At the first hearing the judge dismissed these arguments as ‘totally incredible and thoroughly dishonest’ and said that they were a ‘laughably unbelievable explanation’. Given that the judge did not give any reasons for these very strong comments it is not surprising that the case went to appeal. In the appeal the new judge started by trying to establish the facts: this was far from easy. Only a few documents were available. Some of these were unsigned or were so badly printed that they could not actually be read. As noted above the individual seems to have been involved with two separate personal companies but quite what his relationship was with either of them was not clear and which, if either, actually provided his services to the end user was a mystery. The arrangement had all of the hallmarks of something hastily put in place at the instigation of the ‘employer’ without any real care and attention. The individual clearly had no idea of the true position but was happy to go along with it while it gave him more money. Such arrangements are in our experience not uncommon.

So what was the outcome? Unfortunately there is no clear answer. The appeal judge decided that the only thing to do was to start the whole process again and sent the case back to another tribunal to do the job properly – ie to establish the facts once and for all and then to make proper conclusions on the law based on those facts.

So why do we comment on a judgement without a clear outcome? We do so because this messy case, where it is far from clear what actually happened and where the interests of the parties sometimes coincide and sometimes are in conflict, is typical of the realities that tax and employment law has to deal with. There are no simple answers. Next time you hear a politician or commentator talk about employment status in black and white terms think about this case and others like it. How would you devise a simple test to prove this person’s status?

And finally....

This week a ring bought for £10 at a car boot sale 30 years ago was put up for auction as it turns out the piece – thought to be costume jewellery – was actually a real diamond ring worth around £350,000.

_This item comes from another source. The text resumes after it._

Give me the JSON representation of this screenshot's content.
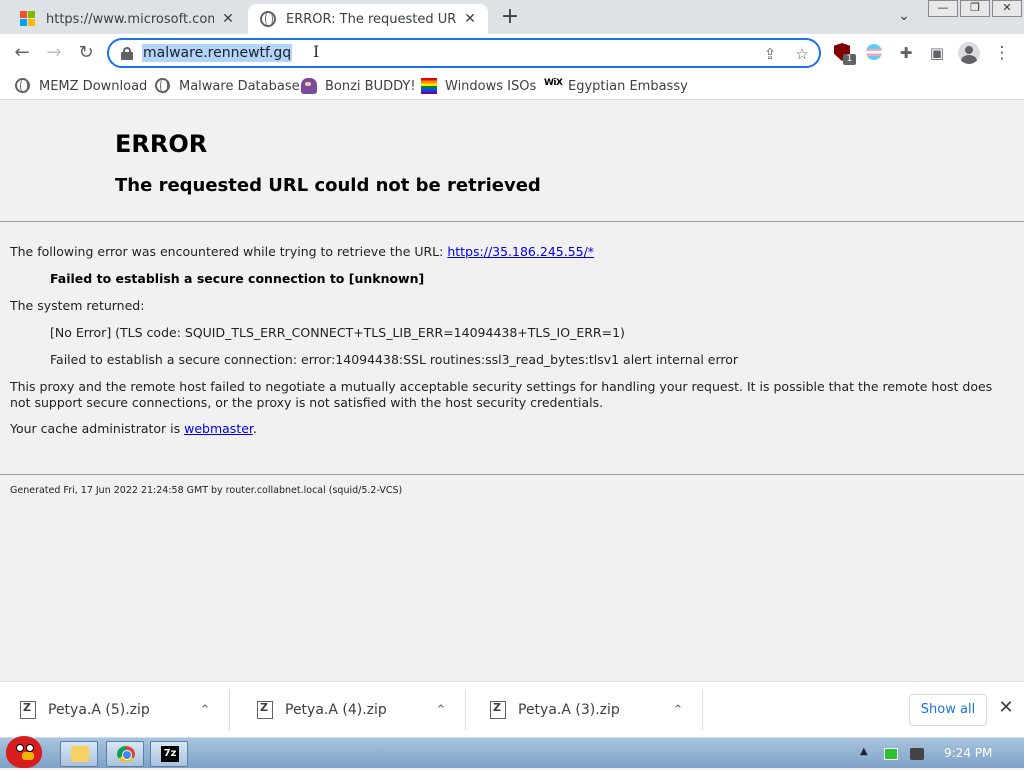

This made me think about the arbitrary 31 March 1982 revaluation for capital gains purposes. There will be tax of around £70,000 to pay on the increase in value of the ring from its £10 original cost. However, if the owner had bought the piece before 31 March 1982 (or even on the day) they could have used a base cost equal to the market value on that day and therefore the capital gain tax requirement would have been considerably lower.

The rebasing was introduced because indexation allowance was being introduced at the same time and there was a desire to ensure that gains due to general inflation weren’t being taxed. Indexation has been long gone for capital gains tax – but maybe it’s time for a general rebasing? It might seem fair, but I suspect I have more chance of finding another £350,000 ring for £10.

For more information please get in touch with Andrew Hubbard, or your usual RSM contact.